Required work:
Search the data for "text" and copy every matching line.

** Supplied material follows **

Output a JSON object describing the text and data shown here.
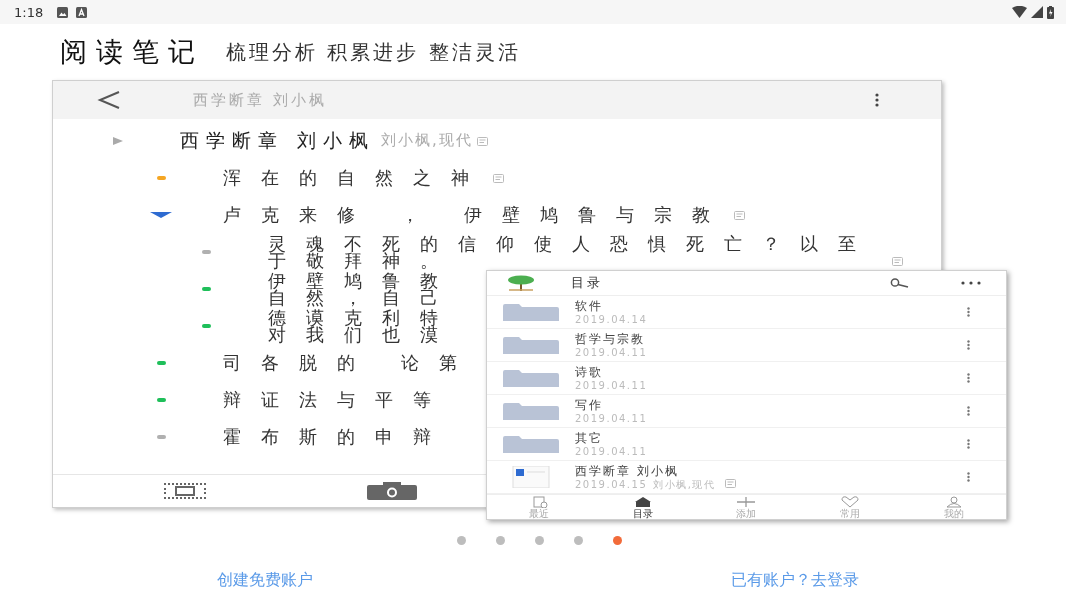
{
  "status_bar": {
    "time": "1:18"
  },
  "title": "阅读笔记",
  "subtitle": "梳理分析 积累进步 整洁灵活",
  "outline_screen": {
    "header_title": "西学断章  刘小枫",
    "tree": [
      {
        "text": "西学断章  刘小枫",
        "tags": "刘小枫,现代",
        "note": true,
        "expanded": false,
        "children": [
          {
            "text": "浑在的自然之神",
            "note": true,
            "color": "#f5a623"
          },
          {
            "text": "卢克来修 ， 伊壁鸠鲁与宗教",
            "note": true,
            "expanded": true,
            "children": [
              {
                "text": "灵魂不死的信仰使人恐惧死亡？以至于敬拜神。",
                "note": true,
                "color": "#b0b0b0"
              },
              {
                "lines": [
                  "伊壁鸠鲁教",
                  "自然，自己"
                ],
                "note": false,
                "color": "#1fbf5a"
              },
              {
                "lines": [
                  "德谟克利特",
                  "对我们也漠"
                ],
                "note": false,
                "color": "#1fbf5a"
              }
            ]
          },
          {
            "text": "司各脱的 论第",
            "note": false,
            "color": "#1fbf5a"
          },
          {
            "text": "辩证法与平等",
            "note": false,
            "color": "#1fbf5a"
          },
          {
            "text": "霍布斯的申辩",
            "note": false,
            "color": "#b0b0b0"
          }
        ]
      }
    ]
  },
  "catalog_screen": {
    "title": "目录",
    "items": [
      {
        "kind": "folder",
        "name": "软件",
        "date": "2019.04.14"
      },
      {
        "kind": "folder",
        "name": "哲学与宗教",
        "date": "2019.04.11"
      },
      {
        "kind": "folder",
        "name": "诗歌",
        "date": "2019.04.11"
      },
      {
        "kind": "folder",
        "name": "写作",
        "date": "2019.04.11"
      },
      {
        "kind": "folder",
        "name": "其它",
        "date": "2019.04.11"
      },
      {
        "kind": "book",
        "name": "西学断章  刘小枫",
        "date": "2019.04.15",
        "tags": "刘小枫,现代",
        "note": true
      }
    ],
    "nav": [
      {
        "label": "最近",
        "selected": false
      },
      {
        "label": "目录",
        "selected": true
      },
      {
        "label": "添加",
        "selected": false
      },
      {
        "label": "常用",
        "selected": false
      },
      {
        "label": "我的",
        "selected": false
      }
    ]
  },
  "pager": [
    {
      "selected": false
    },
    {
      "selected": false
    },
    {
      "selected": false
    },
    {
      "selected": false
    },
    {
      "selected": true
    }
  ],
  "links": [
    {
      "text": "创建免费账户"
    },
    {
      "text": "已有账户？去登录"
    }
  ]
}
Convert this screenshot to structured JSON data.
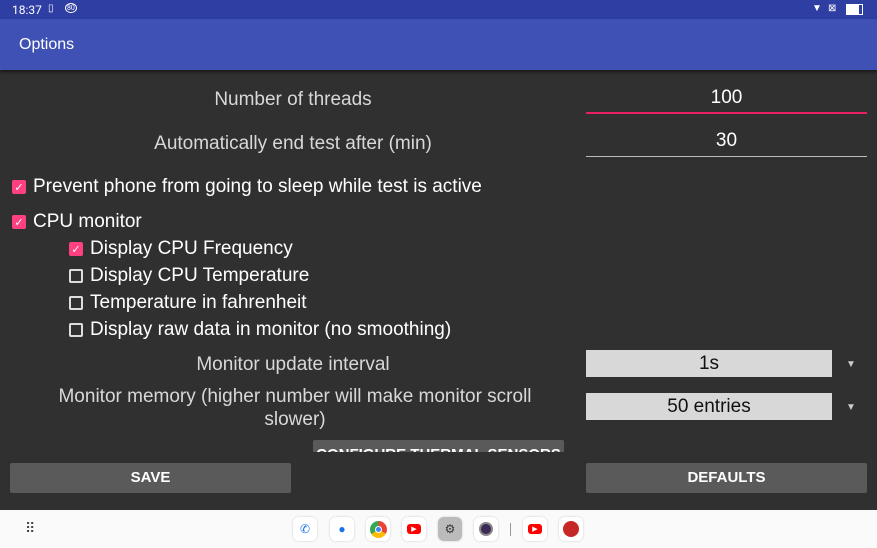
{
  "status_bar": {
    "time": "18:37",
    "battery_saver": "80"
  },
  "toolbar": {
    "title": "Options"
  },
  "options": {
    "threads_label": "Number of threads",
    "threads_value": "100",
    "end_label": "Automatically end test after (min)",
    "end_value": "30",
    "prevent_sleep": {
      "label": "Prevent phone from going to sleep while test is active",
      "checked": true
    },
    "cpu_monitor": {
      "label": "CPU monitor",
      "checked": true
    },
    "sub": [
      {
        "label": "Display CPU Frequency",
        "checked": true
      },
      {
        "label": "Display CPU Temperature",
        "checked": false
      },
      {
        "label": "Temperature in fahrenheit",
        "checked": false
      },
      {
        "label": "Display raw data in monitor (no smoothing)",
        "checked": false
      }
    ],
    "interval_label": "Monitor update interval",
    "interval_value": "1s",
    "memory_label": "Monitor memory (higher number will make monitor scroll slower)",
    "memory_value": "50 entries",
    "thermal_button": "CONFIGURE THERMAL SENSORS"
  },
  "buttons": {
    "save": "SAVE",
    "defaults": "DEFAULTS"
  },
  "colors": {
    "accent": "#ff4081",
    "primary": "#3f51b5",
    "background": "#303030"
  },
  "dock": [
    "phone",
    "messages",
    "chrome",
    "youtube",
    "settings",
    "camera",
    "youtube",
    "antutu"
  ]
}
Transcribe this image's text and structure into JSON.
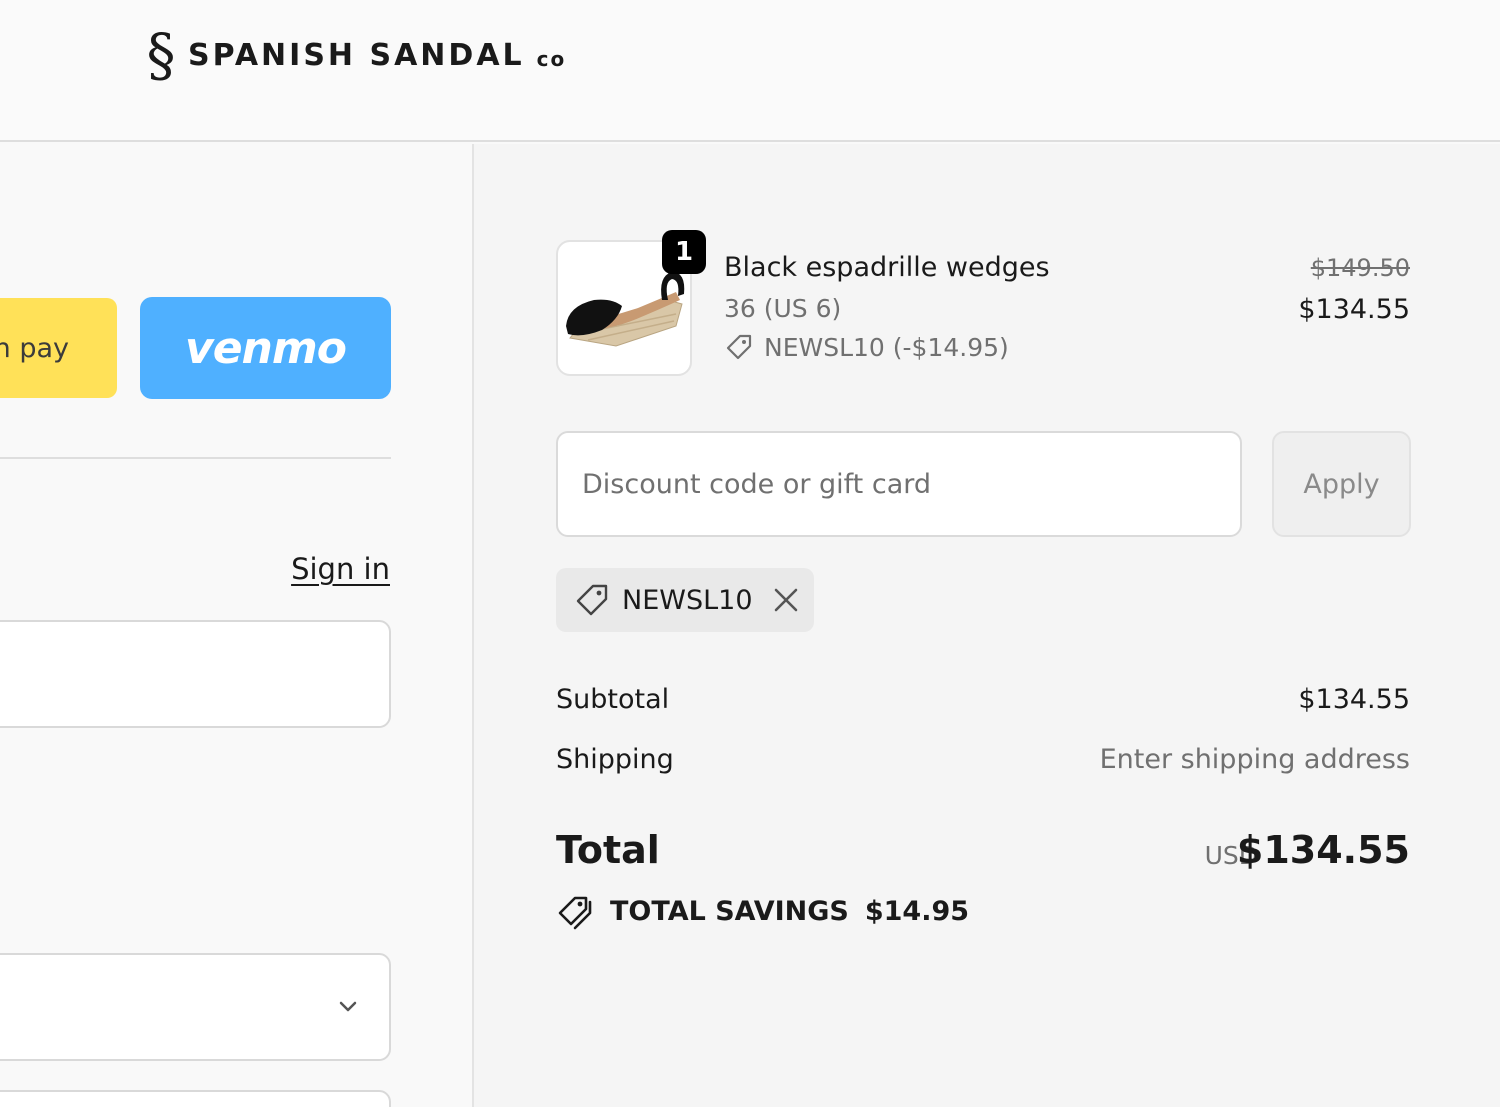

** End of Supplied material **

Output for this exercise:
Output a JSON object describing the text and data shown here.
        "text": "西学断章  刘小枫",
            "text": "浑在的自然之神",
            "text": "卢克来修 ， 伊壁鸠鲁与宗教",
                "text": "灵魂不死的信仰使人恐惧死亡？以至于敬拜神。",
            "text": "司各脱的 论第",
            "text": "辩证法与平等",
            "text": "霍布斯的申辩",
      "text": "创建免费账户"
      "text": "已有账户？去登录"
Transcribe this image's text and structure into JSON.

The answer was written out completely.